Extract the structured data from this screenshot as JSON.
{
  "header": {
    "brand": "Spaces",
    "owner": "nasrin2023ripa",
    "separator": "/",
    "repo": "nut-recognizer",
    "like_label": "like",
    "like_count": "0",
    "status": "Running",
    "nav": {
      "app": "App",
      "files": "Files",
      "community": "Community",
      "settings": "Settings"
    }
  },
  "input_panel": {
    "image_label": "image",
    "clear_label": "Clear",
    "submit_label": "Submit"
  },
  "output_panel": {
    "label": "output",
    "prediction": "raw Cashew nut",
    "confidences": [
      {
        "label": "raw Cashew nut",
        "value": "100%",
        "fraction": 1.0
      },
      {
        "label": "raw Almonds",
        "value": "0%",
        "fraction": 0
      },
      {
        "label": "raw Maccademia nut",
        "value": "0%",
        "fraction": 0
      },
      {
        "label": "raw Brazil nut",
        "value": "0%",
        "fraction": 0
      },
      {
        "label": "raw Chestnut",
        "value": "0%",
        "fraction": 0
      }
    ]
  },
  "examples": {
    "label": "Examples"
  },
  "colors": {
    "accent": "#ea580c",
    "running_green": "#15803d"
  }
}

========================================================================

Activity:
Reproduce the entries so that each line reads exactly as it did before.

Expected output:
Extract the structured data from this screenshot as JSON.
{
  "header": {
    "brand": "Spaces",
    "owner": "nasrin2023ripa",
    "separator": "/",
    "repo": "nut-recognizer",
    "like_label": "like",
    "like_count": "0",
    "status": "Running",
    "nav": {
      "app": "App",
      "files": "Files",
      "community": "Community",
      "settings": "Settings"
    }
  },
  "input_panel": {
    "image_label": "image",
    "clear_label": "Clear",
    "submit_label": "Submit"
  },
  "output_panel": {
    "label": "output",
    "prediction": "raw Cashew nut",
    "confidences": [
      {
        "label": "raw Cashew nut",
        "value": "100%",
        "fraction": 1.0
      },
      {
        "label": "raw Almonds",
        "value": "0%",
        "fraction": 0
      },
      {
        "label": "raw Maccademia nut",
        "value": "0%",
        "fraction": 0
      },
      {
        "label": "raw Brazil nut",
        "value": "0%",
        "fraction": 0
      },
      {
        "label": "raw Chestnut",
        "value": "0%",
        "fraction": 0
      }
    ]
  },
  "examples": {
    "label": "Examples"
  },
  "colors": {
    "accent": "#ea580c",
    "running_green": "#15803d"
  }
}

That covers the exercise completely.